Haydock Catholic Bible Commentary
Canticle. Hebrew adds, "of David." (Haydock) --- Syriac also attributes to him, though Zorobabel, &c., might recite it at their return. It may also refer to the captives groaning under oppression, (Calmet) and to every Christian, who must live in expectation of a better country. (St. Augustine) (Berthier, T. viii.)
Masters. Expecting liberty, or rather food; though it may also imply that they are ready to run at the first sign, which they observe with attention. Thus Menelaus had his eyes on Agamemnon. (Homer) (Calmet) --- As servants, and particularly handmaids, are very attentive, and hope to receive sustenance, so we ought to pray with all earnestness to God for what is necessary. (Worthington) --- All must come from Him. --- Until. Or "waiting for his having mercy on us." We shall not cease to look up to Him afterwards. (Berthier) --- "Take care not to turn thine eyes away from mine." (Terent. Adelph. ii. 1.)
A reproach.
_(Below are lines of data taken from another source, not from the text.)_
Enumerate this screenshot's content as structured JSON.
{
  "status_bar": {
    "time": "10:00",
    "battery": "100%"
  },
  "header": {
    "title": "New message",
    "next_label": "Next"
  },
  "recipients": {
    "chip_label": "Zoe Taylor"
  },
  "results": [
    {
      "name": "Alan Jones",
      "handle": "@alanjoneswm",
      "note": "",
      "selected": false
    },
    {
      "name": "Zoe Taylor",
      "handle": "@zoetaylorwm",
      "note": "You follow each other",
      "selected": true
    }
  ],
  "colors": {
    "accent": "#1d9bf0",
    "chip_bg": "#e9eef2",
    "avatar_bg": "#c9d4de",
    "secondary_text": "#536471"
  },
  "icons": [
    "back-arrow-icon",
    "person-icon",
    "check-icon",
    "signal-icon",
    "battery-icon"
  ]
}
Hebrew, "with the reproach of those at ease," &c., (Haydock) or "let reproach fall upon," &c. We are treated with too much scorn, Lamentations iii. 30. (Calmet) --- Yet God will not permit his friends to be overcome, but encourages them to hope for speedy redress, when their sufferings are great. (Worthington)
PSALM CXXII. (AD TE LEVAVI.)
A prayer in affliction, with confidence in God.